Author + information
- Tobias Glück, MD and
- Peter Alter, MD∗ ()
- ↵∗University of Marburg, Internal Medicine, Baldingerstrasse, 35033 Marburg, Germany
We read with great interest the recent report by Nigam et al. (1) about the AFFORD (Multi-Center Study to Evaluate the Effect of n-3 Fatty Acids [Omega-3] on Arrhythmia Recurrence in Atrial Fibrillation) trial. Supplementation of 4 capsules fish oil per day (containing a total of 1,600 mg eicosapentaenoic acid, 20:5n-3, and 800 mg docosahexaenoic acid [DHA], 22:6n-3) was shown not to reduce recurrence of atrial fibrillation. In parallel, markers of inflammation or oxidative stress were not affected. Up to now, numerous studies have provided a large variety of potential effects attributed to highly unsaturated fatty acid (HUFA) treatment ranging from marked prognostic improvements in heart failure and antiarrhythmogenic actions to no incremental effects. Due to the divergent results, the question arises whether mechanisms exist beyond an external HUFA intake.

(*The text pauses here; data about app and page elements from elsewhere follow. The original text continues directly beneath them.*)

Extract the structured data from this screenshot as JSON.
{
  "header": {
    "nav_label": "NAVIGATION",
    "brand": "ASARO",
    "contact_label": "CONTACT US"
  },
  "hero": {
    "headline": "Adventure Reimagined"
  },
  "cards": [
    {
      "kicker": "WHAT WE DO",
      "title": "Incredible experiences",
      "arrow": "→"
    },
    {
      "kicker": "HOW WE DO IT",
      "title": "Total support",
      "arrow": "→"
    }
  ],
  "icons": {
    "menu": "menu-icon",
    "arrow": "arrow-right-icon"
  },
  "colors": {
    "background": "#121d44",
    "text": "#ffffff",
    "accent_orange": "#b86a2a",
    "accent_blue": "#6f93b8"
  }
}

In heart failure, an inverse shift of serum fatty acids occurs; particularly saturated and monounsaturated fatty acids were increased, whereas poly- and highly unsaturated omega-6 and omega-3 fatty acids were decreased (2,3). We have recently shown that increased ventricular wall stress is associated with reduced DHA levels (unpublished data, P. Alter, January, 2015). Similar, but less pronounced effects were found for eicosapentaenoic acid and arachidonic acid (20:4n-6). Because the liver is the major source of endogenous HUFA, pseudocholinesterase activity, a marker of hepatic metabolizing capacity, was examined and shown to be inversely correlated with increased end-diastolic and end-systolic ventricular wall stress, which emphasizes the hypothesis of a cardio-hepatic syndrome (e.g., influenced by congestion). In addition, local variances of the endogenous HUFA metabolism leading to inhomogeneities of HUFA concentrations and effects should be considered.
It was previously shown that systemic HUFA levels in red blood cells and plasma correlate with right atrial concentrations. Oral HUFA supplementation was incorporated into the atrial myocardium (4). However, little is known about cardiac influences on myocardial HUFA levels (5). We recently found significant differences of DHA concentrations among atrial and ventricular myocardium in experimental animals by using gas chromatography/mass spectrometry (atrium 4.69 ± 1.02% vs. ventricle 8.99 ± 2.05%; p < 0.001) (unpublished, P. Alter, January, 2015). It is suggested that different load conditions, in particular increased wall stress, are involved. Because DHA exhibits antiarrhythmogenic actions, the question arises whether reduced atrial DHA levels account for an increased risk of atrial fibrillation. Of note, intermediate DHA metabolism products, particularly tetracosapentaenoic acid (24:5n-3) and tetracosahexaenoic acid (24:6n-3), were increased in atrial, but not in ventricular myocardium after intrapericardial HUFA administration, which was associated with a higher ventricular potential to finalize DHA synthesis. Tetracosahexaenoic acid requires carnitine octanoyltransferase, a family member of carnitine acetyltransferases, for transportation into the endoplasmic reticulum to undergo final beta-oxidation. It was previously shown that carnitine palmitoyltransferase (1b and 2) is reduced in atrial compared with ventricular myocardium. It is proposed to evaluate beta-oxidation as a novel target for endogenous HUFA concentrations. In accordance with the report by Nigam et al. (1), no changes of HUFA levels were found after a challenge with the proinflammatory peroxisome proliferator-activated receptor-alpha agonist fenofibrate or in a talcum-induced pericarditis model.
Up to now, involvement of cardiac load conditions and the differential endogenous HUFA metabolism were not sufficiently taken into account, which may provide a rationale for divergent findings of HUFA treatment in previous trials.
Please note: In memory of Heinz Rupp. Both authors have reported that they have no relationships relevant to the contents of this paper to disclose.
- American College of Cardiology Foundation
- Nigam A.,
- Talajic M.,
- Roy D.,
- et al.,
- for the AFFORD Investigators
- Rupp H.,
- Rupp T.P.,
- Alter P.,
- Maisch B.